**Exercise prompt**
Find the line that contains "Extract the structured". Copy it and every line after it to the end of the material below, exactly, with no pictures.
━━━ Data to use ━━━
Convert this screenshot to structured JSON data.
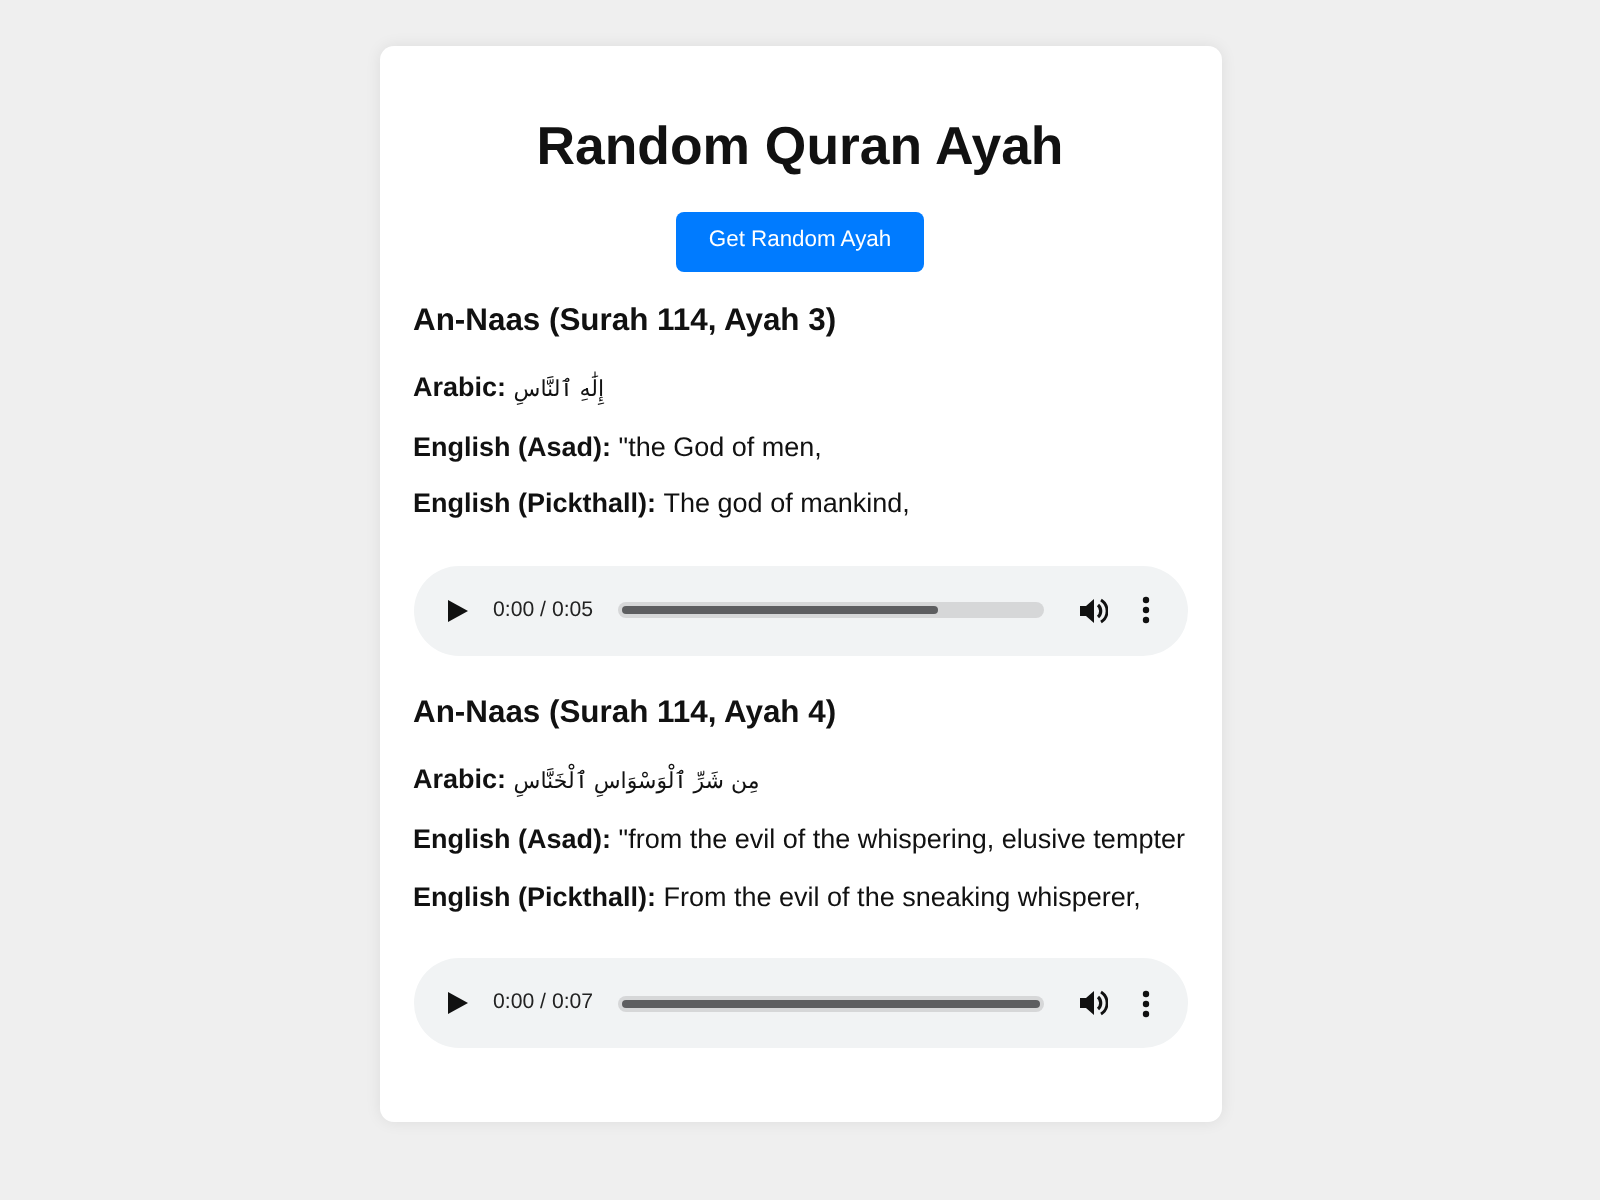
{
  "title": "Random Quran Ayah",
  "button": {
    "label": "Get Random Ayah"
  },
  "ayahs": [
    {
      "heading": "An-Naas (Surah 114, Ayah 3)",
      "lines": [
        {
          "kind": "arabic",
          "label": "Arabic:",
          "text": "إِلَٰهِ ٱلنَّاسِ"
        },
        {
          "kind": "translation",
          "label": "English (Asad):",
          "text": "\"the God of men,"
        },
        {
          "kind": "translation",
          "label": "English (Pickthall):",
          "text": "The god of mankind,"
        }
      ],
      "audio": {
        "time": "0:00 / 0:05",
        "level": 0.76
      }
    },
    {
      "heading": "An-Naas (Surah 114, Ayah 4)",
      "lines": [
        {
          "kind": "arabic",
          "label": "Arabic:",
          "text": "مِن شَرِّ ٱلْوَسْوَاسِ ٱلْخَنَّاسِ"
        },
        {
          "kind": "translation",
          "label": "English (Asad):",
          "text": "\"from the evil of the whispering, elusive tempter"
        },
        {
          "kind": "translation",
          "label": "English (Pickthall):",
          "text": "From the evil of the sneaking whisperer,"
        }
      ],
      "audio": {
        "time": "0:00 / 0:07",
        "level": 1
      }
    }
  ]
}
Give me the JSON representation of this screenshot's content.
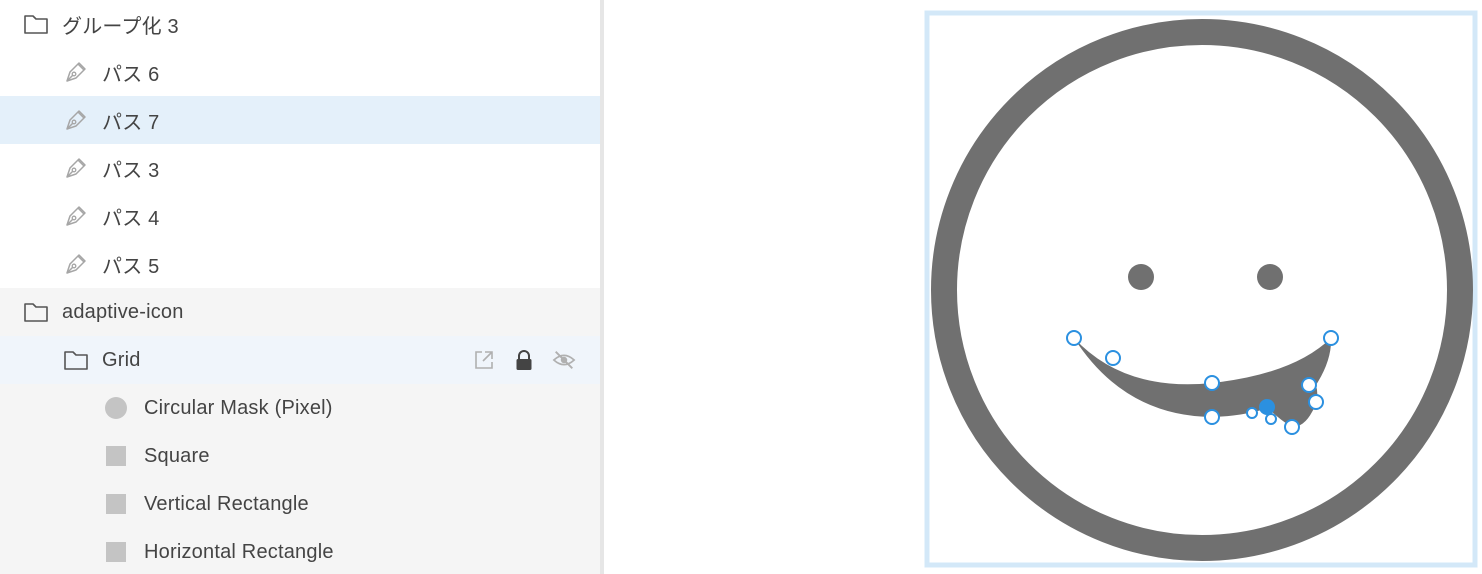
{
  "layers_panel": {
    "rows": [
      {
        "label": "グループ化 3",
        "icon": "folder-icon",
        "level": 0
      },
      {
        "label": "パス 6",
        "icon": "pen-path-icon",
        "level": 1
      },
      {
        "label": "パス 7",
        "icon": "pen-path-icon",
        "level": 1,
        "selected": true
      },
      {
        "label": "パス 3",
        "icon": "pen-path-icon",
        "level": 1
      },
      {
        "label": "パス 4",
        "icon": "pen-path-icon",
        "level": 1
      },
      {
        "label": "パス 5",
        "icon": "pen-path-icon",
        "level": 1
      },
      {
        "label": "adaptive-icon",
        "icon": "folder-icon",
        "level": 0
      },
      {
        "label": "Grid",
        "icon": "folder-icon",
        "level": 1,
        "actions": [
          "external-link-icon",
          "lock-icon",
          "hidden-eye-icon"
        ]
      },
      {
        "label": "Circular Mask (Pixel)",
        "icon": "circle-shape-icon",
        "level": 2
      },
      {
        "label": "Square",
        "icon": "square-shape-icon",
        "level": 2
      },
      {
        "label": "Vertical Rectangle",
        "icon": "square-shape-icon",
        "level": 2
      },
      {
        "label": "Horizontal Rectangle",
        "icon": "square-shape-icon",
        "level": 2
      }
    ]
  },
  "colors": {
    "selection_row": "#e4f0fa",
    "group_row": "#f5f5f5",
    "shape_gray": "#707070",
    "selection_blue": "#2b90e0",
    "artboard_border": "#d3e8f8",
    "icon_gray": "#9b9b9b"
  },
  "canvas": {
    "artboard": "smiley-face",
    "selected_path": "パス 7"
  }
}
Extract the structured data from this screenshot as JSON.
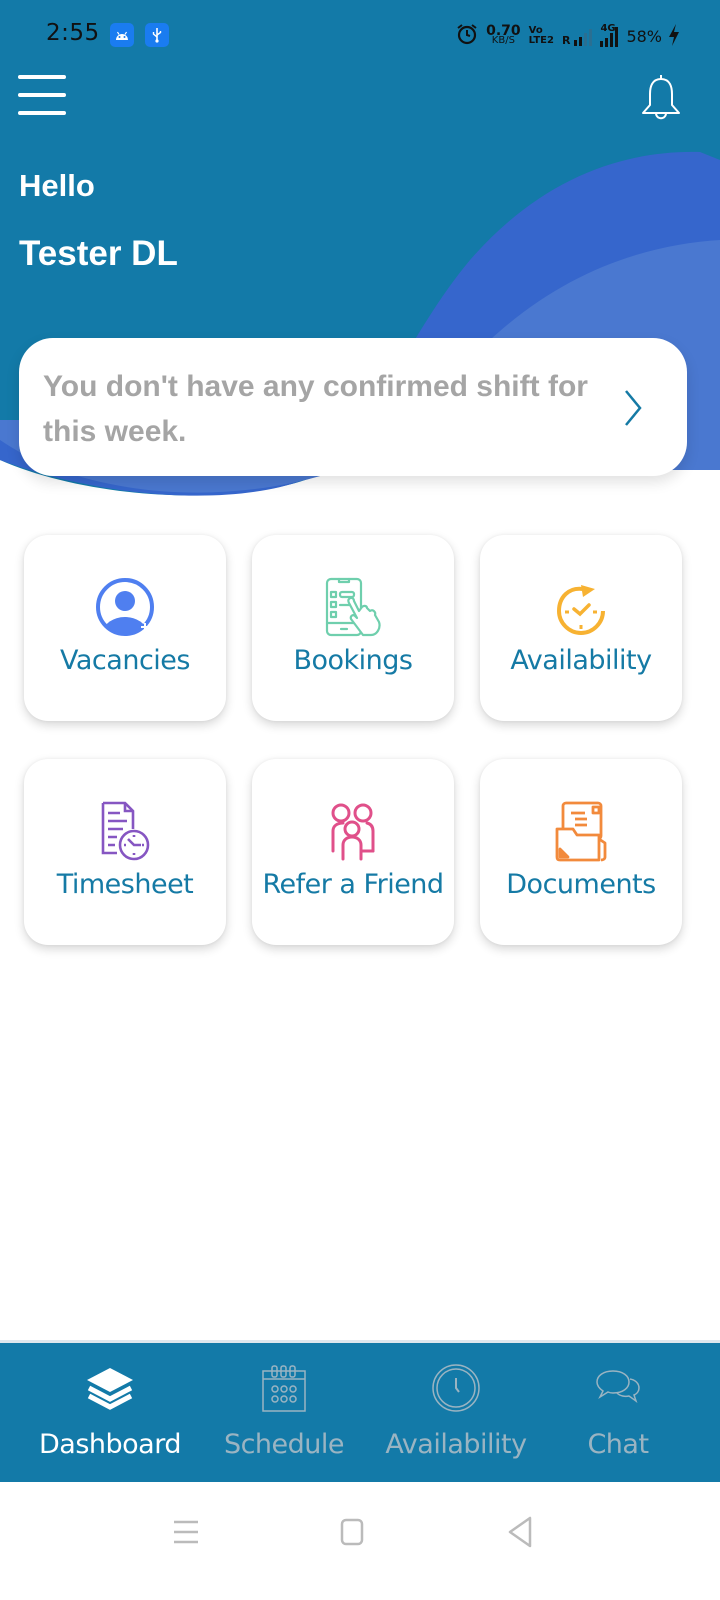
{
  "status_bar": {
    "time": "2:55",
    "notification_icons": [
      "android-icon",
      "usb-icon"
    ],
    "network_speed_value": "0.70",
    "network_speed_unit": "KB/S",
    "volte_top": "Vo",
    "volte_bottom": "LTE2",
    "roaming": "R",
    "network_type": "4G",
    "battery": "58%"
  },
  "header": {
    "greeting": "Hello",
    "user_name": "Tester DL"
  },
  "shift_card": {
    "message": "You don't have any confirmed shift for this week."
  },
  "tiles": [
    {
      "label": "Vacancies",
      "icon": "vacancies-user-icon",
      "color": "#4f7ff0"
    },
    {
      "label": "Bookings",
      "icon": "bookings-phone-tap-icon",
      "color": "#6fcfad"
    },
    {
      "label": "Availability",
      "icon": "availability-clock-icon",
      "color": "#f7b232"
    },
    {
      "label": "Timesheet",
      "icon": "timesheet-document-clock-icon",
      "color": "#8656c2"
    },
    {
      "label": "Refer a Friend",
      "icon": "refer-friends-icon",
      "color": "#e0508a"
    },
    {
      "label": "Documents",
      "icon": "documents-folder-icon",
      "color": "#f28a3c"
    }
  ],
  "bottom_nav": {
    "items": [
      {
        "label": "Dashboard",
        "icon": "layers-icon",
        "active": true
      },
      {
        "label": "Schedule",
        "icon": "calendar-icon",
        "active": false
      },
      {
        "label": "Availability",
        "icon": "clock-icon",
        "active": false
      },
      {
        "label": "Chat",
        "icon": "chat-bubbles-icon",
        "active": false
      }
    ]
  },
  "colors": {
    "header_bg": "#137aa8",
    "wave_dark": "#3666cc",
    "wave_light": "#4a78d0",
    "label_text": "#157aa5",
    "inactive_nav": "#9ab4c2"
  }
}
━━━
**Completed exercise**
Extract the structured data from this screenshot as JSON.
{
  "status_bar": {
    "time": "2:55",
    "notification_icons": [
      "android-icon",
      "usb-icon"
    ],
    "network_speed_value": "0.70",
    "network_speed_unit": "KB/S",
    "volte_top": "Vo",
    "volte_bottom": "LTE2",
    "roaming": "R",
    "network_type": "4G",
    "battery": "58%"
  },
  "header": {
    "greeting": "Hello",
    "user_name": "Tester DL"
  },
  "shift_card": {
    "message": "You don't have any confirmed shift for this week."
  },
  "tiles": [
    {
      "label": "Vacancies",
      "icon": "vacancies-user-icon",
      "color": "#4f7ff0"
    },
    {
      "label": "Bookings",
      "icon": "bookings-phone-tap-icon",
      "color": "#6fcfad"
    },
    {
      "label": "Availability",
      "icon": "availability-clock-icon",
      "color": "#f7b232"
    },
    {
      "label": "Timesheet",
      "icon": "timesheet-document-clock-icon",
      "color": "#8656c2"
    },
    {
      "label": "Refer a Friend",
      "icon": "refer-friends-icon",
      "color": "#e0508a"
    },
    {
      "label": "Documents",
      "icon": "documents-folder-icon",
      "color": "#f28a3c"
    }
  ],
  "bottom_nav": {
    "items": [
      {
        "label": "Dashboard",
        "icon": "layers-icon",
        "active": true
      },
      {
        "label": "Schedule",
        "icon": "calendar-icon",
        "active": false
      },
      {
        "label": "Availability",
        "icon": "clock-icon",
        "active": false
      },
      {
        "label": "Chat",
        "icon": "chat-bubbles-icon",
        "active": false
      }
    ]
  },
  "colors": {
    "header_bg": "#137aa8",
    "wave_dark": "#3666cc",
    "wave_light": "#4a78d0",
    "label_text": "#157aa5",
    "inactive_nav": "#9ab4c2"
  }
}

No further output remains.